WHAT YOU NEED TO DO
Note how many lines in the entries below contain the string "icon", and answer with that number and no other text.

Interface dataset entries

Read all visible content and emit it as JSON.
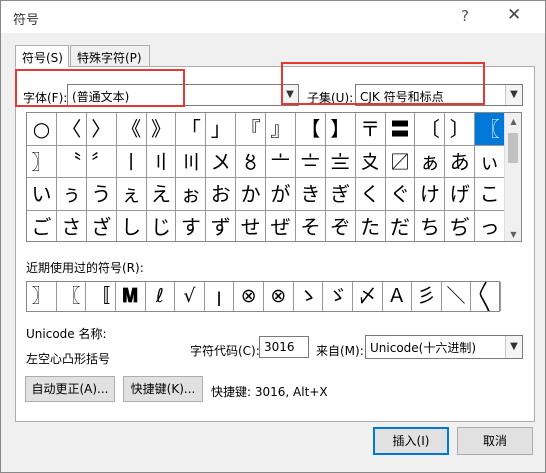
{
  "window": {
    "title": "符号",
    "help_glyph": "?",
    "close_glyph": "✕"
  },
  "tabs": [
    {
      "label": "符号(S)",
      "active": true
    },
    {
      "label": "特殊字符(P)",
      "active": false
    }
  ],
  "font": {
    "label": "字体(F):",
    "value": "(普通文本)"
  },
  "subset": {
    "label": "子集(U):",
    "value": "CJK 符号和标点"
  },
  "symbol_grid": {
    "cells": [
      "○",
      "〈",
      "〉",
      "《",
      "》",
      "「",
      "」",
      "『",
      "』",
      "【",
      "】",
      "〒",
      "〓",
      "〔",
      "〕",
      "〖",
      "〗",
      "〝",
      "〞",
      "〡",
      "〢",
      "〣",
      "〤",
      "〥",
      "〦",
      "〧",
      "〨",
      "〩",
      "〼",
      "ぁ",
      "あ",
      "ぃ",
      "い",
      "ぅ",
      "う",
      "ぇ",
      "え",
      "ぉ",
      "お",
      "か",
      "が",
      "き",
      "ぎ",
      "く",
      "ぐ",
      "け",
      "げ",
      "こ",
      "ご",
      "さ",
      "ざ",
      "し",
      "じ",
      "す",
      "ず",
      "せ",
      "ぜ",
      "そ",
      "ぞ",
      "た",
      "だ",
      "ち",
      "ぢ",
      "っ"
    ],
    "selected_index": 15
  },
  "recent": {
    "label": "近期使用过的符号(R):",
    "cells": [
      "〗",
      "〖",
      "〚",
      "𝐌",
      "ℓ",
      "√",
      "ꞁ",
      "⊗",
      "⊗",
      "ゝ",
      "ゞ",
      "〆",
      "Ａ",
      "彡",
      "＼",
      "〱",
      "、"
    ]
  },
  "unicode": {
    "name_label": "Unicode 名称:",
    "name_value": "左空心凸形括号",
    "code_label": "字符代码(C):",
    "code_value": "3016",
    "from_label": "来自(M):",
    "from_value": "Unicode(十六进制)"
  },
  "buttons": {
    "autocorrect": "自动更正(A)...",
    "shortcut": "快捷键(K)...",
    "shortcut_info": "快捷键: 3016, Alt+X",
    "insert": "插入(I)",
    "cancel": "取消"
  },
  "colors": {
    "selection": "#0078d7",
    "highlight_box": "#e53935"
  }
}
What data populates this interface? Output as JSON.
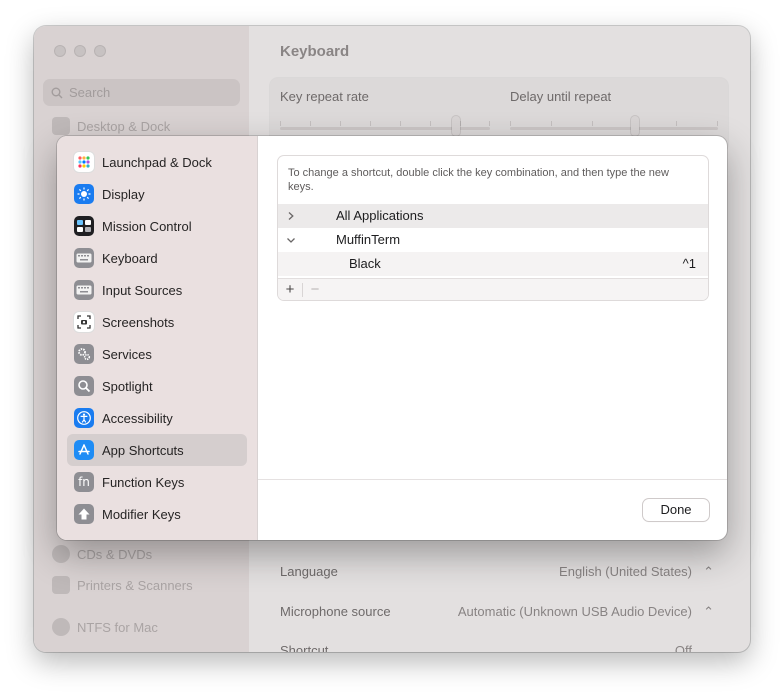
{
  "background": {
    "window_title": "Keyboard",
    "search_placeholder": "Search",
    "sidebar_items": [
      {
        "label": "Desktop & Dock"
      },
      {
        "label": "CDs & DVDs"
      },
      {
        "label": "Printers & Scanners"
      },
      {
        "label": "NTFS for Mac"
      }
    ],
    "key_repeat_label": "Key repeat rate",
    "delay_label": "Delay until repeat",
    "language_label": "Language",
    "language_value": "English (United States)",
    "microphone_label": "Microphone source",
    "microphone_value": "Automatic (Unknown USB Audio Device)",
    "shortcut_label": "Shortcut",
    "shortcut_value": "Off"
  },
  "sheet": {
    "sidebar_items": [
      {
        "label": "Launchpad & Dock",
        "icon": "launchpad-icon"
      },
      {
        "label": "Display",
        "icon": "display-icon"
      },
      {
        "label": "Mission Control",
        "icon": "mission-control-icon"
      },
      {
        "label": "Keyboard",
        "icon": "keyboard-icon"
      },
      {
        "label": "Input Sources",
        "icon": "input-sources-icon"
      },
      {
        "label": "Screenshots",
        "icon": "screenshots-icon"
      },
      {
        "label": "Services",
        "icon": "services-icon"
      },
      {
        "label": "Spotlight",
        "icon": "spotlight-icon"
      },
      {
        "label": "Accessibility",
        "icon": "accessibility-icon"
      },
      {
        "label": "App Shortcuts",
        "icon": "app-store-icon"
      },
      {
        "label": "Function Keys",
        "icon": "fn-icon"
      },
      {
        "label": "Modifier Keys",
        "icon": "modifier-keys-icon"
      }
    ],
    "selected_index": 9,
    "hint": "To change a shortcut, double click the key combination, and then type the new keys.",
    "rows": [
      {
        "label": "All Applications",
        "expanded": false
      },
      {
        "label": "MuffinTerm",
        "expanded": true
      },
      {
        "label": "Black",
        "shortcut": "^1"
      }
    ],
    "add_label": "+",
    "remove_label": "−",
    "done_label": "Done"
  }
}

REPLY
12